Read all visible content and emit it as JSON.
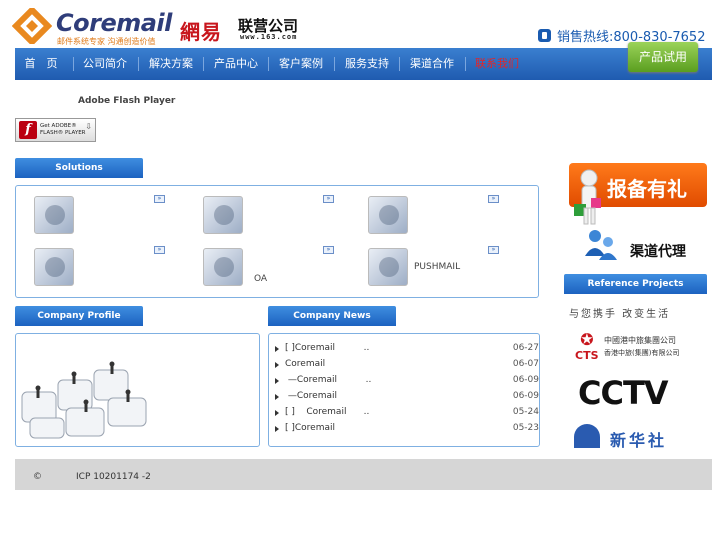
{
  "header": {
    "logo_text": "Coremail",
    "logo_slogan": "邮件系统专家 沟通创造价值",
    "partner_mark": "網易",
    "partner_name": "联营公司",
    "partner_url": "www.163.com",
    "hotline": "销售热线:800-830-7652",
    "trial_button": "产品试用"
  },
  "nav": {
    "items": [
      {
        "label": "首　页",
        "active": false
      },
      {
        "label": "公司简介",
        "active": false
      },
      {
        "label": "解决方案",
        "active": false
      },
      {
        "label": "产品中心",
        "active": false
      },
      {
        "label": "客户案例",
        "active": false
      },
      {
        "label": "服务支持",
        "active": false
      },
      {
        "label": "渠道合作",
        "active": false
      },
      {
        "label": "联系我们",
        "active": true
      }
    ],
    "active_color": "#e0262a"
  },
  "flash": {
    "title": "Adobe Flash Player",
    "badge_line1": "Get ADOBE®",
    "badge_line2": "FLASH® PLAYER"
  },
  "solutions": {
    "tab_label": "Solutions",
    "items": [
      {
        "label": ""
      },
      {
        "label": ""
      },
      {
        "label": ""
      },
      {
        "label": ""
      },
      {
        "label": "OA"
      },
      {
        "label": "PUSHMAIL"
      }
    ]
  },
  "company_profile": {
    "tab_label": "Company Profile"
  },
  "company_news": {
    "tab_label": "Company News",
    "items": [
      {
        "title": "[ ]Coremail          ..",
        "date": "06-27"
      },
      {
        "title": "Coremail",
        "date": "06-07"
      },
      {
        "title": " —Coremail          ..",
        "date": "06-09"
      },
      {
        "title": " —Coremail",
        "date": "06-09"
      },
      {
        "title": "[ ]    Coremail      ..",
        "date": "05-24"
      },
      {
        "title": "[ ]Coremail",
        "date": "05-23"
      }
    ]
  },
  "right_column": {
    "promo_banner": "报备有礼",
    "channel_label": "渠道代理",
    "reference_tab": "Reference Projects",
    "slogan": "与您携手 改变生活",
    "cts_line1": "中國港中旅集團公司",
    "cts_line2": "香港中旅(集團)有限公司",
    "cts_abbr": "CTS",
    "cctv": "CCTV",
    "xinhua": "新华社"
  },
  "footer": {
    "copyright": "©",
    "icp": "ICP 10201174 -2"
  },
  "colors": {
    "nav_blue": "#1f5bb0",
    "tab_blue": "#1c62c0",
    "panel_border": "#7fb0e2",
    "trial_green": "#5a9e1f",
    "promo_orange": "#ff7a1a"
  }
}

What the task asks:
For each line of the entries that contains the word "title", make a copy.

Solution below:
    "title": "Adobe Flash Player",
        "title": "[ ]Coremail          ..",
        "title": "Coremail",
        "title": " —Coremail          ..",
        "title": " —Coremail",
        "title": "[ ]    Coremail      ..",
        "title": "[ ]Coremail",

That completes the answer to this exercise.